# [Task objective]
Every record shown below is to be output exactly.

***** Input data

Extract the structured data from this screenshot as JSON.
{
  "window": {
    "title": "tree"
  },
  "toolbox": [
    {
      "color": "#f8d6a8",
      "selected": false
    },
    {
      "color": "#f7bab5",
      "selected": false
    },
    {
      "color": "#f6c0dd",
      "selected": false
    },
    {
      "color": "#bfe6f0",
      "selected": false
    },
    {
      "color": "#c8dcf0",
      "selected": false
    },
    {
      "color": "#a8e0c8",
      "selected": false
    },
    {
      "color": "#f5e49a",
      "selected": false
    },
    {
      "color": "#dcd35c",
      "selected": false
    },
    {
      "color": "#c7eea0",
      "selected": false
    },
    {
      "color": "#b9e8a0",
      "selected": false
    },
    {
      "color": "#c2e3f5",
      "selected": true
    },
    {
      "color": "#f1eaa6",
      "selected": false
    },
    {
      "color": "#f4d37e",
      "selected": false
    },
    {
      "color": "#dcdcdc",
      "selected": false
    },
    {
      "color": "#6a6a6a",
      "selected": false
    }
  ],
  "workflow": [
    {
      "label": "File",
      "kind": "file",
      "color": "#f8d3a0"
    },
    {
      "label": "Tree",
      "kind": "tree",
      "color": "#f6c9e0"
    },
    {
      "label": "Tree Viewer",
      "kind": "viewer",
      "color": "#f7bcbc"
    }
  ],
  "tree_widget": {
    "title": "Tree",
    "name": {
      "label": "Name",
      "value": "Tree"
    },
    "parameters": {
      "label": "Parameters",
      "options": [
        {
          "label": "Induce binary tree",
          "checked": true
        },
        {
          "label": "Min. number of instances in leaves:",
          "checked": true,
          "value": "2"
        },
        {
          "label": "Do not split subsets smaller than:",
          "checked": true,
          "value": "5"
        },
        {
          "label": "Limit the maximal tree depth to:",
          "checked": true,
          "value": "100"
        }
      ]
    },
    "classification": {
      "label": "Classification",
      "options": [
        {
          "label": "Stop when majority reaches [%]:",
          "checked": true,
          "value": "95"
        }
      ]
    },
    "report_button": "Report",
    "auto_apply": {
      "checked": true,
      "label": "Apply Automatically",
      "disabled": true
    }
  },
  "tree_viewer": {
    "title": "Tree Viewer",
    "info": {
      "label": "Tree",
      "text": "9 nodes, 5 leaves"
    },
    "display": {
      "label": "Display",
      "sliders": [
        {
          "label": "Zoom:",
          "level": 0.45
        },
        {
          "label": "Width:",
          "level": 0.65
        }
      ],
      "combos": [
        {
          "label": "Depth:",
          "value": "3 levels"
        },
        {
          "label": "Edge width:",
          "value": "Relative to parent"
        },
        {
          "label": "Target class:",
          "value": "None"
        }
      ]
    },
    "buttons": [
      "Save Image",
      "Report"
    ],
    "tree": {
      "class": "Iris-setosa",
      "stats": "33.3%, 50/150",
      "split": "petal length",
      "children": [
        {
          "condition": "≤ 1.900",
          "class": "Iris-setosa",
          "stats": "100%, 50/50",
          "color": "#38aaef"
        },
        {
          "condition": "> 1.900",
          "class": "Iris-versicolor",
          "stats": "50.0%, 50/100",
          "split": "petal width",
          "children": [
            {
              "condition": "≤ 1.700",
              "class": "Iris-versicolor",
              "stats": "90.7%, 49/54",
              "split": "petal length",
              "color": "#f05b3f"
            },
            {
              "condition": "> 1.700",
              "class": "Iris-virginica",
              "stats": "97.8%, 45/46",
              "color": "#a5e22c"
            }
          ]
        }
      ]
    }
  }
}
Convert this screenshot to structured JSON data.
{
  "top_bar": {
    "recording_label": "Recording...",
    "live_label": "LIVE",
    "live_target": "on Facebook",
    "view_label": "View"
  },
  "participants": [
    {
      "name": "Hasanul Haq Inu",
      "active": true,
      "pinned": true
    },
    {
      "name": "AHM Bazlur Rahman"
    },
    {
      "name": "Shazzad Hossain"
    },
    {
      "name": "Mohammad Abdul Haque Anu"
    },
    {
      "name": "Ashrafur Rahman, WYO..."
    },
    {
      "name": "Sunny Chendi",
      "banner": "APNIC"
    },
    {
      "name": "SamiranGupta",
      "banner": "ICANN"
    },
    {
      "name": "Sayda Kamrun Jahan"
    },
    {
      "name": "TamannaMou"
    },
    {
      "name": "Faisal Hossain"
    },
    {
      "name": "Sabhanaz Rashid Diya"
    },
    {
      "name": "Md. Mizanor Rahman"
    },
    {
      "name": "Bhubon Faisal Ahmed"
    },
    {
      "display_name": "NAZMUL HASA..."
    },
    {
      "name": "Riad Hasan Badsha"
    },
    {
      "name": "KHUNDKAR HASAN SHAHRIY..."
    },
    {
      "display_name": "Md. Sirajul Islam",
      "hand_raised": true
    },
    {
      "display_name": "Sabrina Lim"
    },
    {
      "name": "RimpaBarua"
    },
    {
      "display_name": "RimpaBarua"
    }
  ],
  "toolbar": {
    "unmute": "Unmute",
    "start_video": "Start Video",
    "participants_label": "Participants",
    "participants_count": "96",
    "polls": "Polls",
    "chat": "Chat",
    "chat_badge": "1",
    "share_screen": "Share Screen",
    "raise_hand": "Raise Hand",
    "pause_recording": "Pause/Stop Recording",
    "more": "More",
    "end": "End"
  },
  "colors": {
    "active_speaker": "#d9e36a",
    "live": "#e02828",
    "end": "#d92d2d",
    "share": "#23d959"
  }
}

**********

# [Response to this task]
Extract the structured data from this screenshot as JSON.
{
  "window": {
    "title": "tree"
  },
  "toolbox": [
    {
      "color": "#f8d6a8",
      "selected": false
    },
    {
      "color": "#f7bab5",
      "selected": false
    },
    {
      "color": "#f6c0dd",
      "selected": false
    },
    {
      "color": "#bfe6f0",
      "selected": false
    },
    {
      "color": "#c8dcf0",
      "selected": false
    },
    {
      "color": "#a8e0c8",
      "selected": false
    },
    {
      "color": "#f5e49a",
      "selected": false
    },
    {
      "color": "#dcd35c",
      "selected": false
    },
    {
      "color": "#c7eea0",
      "selected": false
    },
    {
      "color": "#b9e8a0",
      "selected": false
    },
    {
      "color": "#c2e3f5",
      "selected": true
    },
    {
      "color": "#f1eaa6",
      "selected": false
    },
    {
      "color": "#f4d37e",
      "selected": false
    },
    {
      "color": "#dcdcdc",
      "selected": false
    },
    {
      "color": "#6a6a6a",
      "selected": false
    }
  ],
  "workflow": [
    {
      "label": "File",
      "kind": "file",
      "color": "#f8d3a0"
    },
    {
      "label": "Tree",
      "kind": "tree",
      "color": "#f6c9e0"
    },
    {
      "label": "Tree Viewer",
      "kind": "viewer",
      "color": "#f7bcbc"
    }
  ],
  "tree_widget": {
    "title": "Tree",
    "name": {
      "label": "Name",
      "value": "Tree"
    },
    "parameters": {
      "label": "Parameters",
      "options": [
        {
          "label": "Induce binary tree",
          "checked": true
        },
        {
          "label": "Min. number of instances in leaves:",
          "checked": true,
          "value": "2"
        },
        {
          "label": "Do not split subsets smaller than:",
          "checked": true,
          "value": "5"
        },
        {
          "label": "Limit the maximal tree depth to:",
          "checked": true,
          "value": "100"
        }
      ]
    },
    "classification": {
      "label": "Classification",
      "options": [
        {
          "label": "Stop when majority reaches [%]:",
          "checked": true,
          "value": "95"
        }
      ]
    },
    "report_button": "Report",
    "auto_apply": {
      "checked": true,
      "label": "Apply Automatically",
      "disabled": true
    }
  },
  "tree_viewer": {
    "title": "Tree Viewer",
    "info": {
      "label": "Tree",
      "text": "9 nodes, 5 leaves"
    },
    "display": {
      "label": "Display",
      "sliders": [
        {
          "label": "Zoom:",
          "level": 0.45
        },
        {
          "label": "Width:",
          "level": 0.65
        }
      ],
      "combos": [
        {
          "label": "Depth:",
          "value": "3 levels"
        },
        {
          "label": "Edge width:",
          "value": "Relative to parent"
        },
        {
          "label": "Target class:",
          "value": "None"
        }
      ]
    },
    "buttons": [
      "Save Image",
      "Report"
    ],
    "tree": {
      "class": "Iris-setosa",
      "stats": "33.3%, 50/150",
      "split": "petal length",
      "children": [
        {
          "condition": "≤ 1.900",
          "class": "Iris-setosa",
          "stats": "100%, 50/50",
          "color": "#38aaef"
        },
        {
          "condition": "> 1.900",
          "class": "Iris-versicolor",
          "stats": "50.0%, 50/100",
          "split": "petal width",
          "children": [
            {
              "condition": "≤ 1.700",
              "class": "Iris-versicolor",
              "stats": "90.7%, 49/54",
              "split": "petal length",
              "color": "#f05b3f"
            },
            {
              "condition": "> 1.700",
              "class": "Iris-virginica",
              "stats": "97.8%, 45/46",
              "color": "#a5e22c"
            }
          ]
        }
      ]
    }
  }
}
Convert this screenshot to structured JSON data.
{
  "top_bar": {
    "recording_label": "Recording...",
    "live_label": "LIVE",
    "live_target": "on Facebook",
    "view_label": "View"
  },
  "participants": [
    {
      "name": "Hasanul Haq Inu",
      "active": true,
      "pinned": true
    },
    {
      "name": "AHM Bazlur Rahman"
    },
    {
      "name": "Shazzad Hossain"
    },
    {
      "name": "Mohammad Abdul Haque Anu"
    },
    {
      "name": "Ashrafur Rahman, WYO..."
    },
    {
      "name": "Sunny Chendi",
      "banner": "APNIC"
    },
    {
      "name": "SamiranGupta",
      "banner": "ICANN"
    },
    {
      "name": "Sayda Kamrun Jahan"
    },
    {
      "name": "TamannaMou"
    },
    {
      "name": "Faisal Hossain"
    },
    {
      "name": "Sabhanaz Rashid Diya"
    },
    {
      "name": "Md. Mizanor Rahman"
    },
    {
      "name": "Bhubon Faisal Ahmed"
    },
    {
      "display_name": "NAZMUL HASA..."
    },
    {
      "name": "Riad Hasan Badsha"
    },
    {
      "name": "KHUNDKAR HASAN SHAHRIY..."
    },
    {
      "display_name": "Md. Sirajul Islam",
      "hand_raised": true
    },
    {
      "display_name": "Sabrina Lim"
    },
    {
      "name": "RimpaBarua"
    },
    {
      "display_name": "RimpaBarua"
    }
  ],
  "toolbar": {
    "unmute": "Unmute",
    "start_video": "Start Video",
    "participants_label": "Participants",
    "participants_count": "96",
    "polls": "Polls",
    "chat": "Chat",
    "chat_badge": "1",
    "share_screen": "Share Screen",
    "raise_hand": "Raise Hand",
    "pause_recording": "Pause/Stop Recording",
    "more": "More",
    "end": "End"
  },
  "colors": {
    "active_speaker": "#d9e36a",
    "live": "#e02828",
    "end": "#d92d2d",
    "share": "#23d959"
  }
}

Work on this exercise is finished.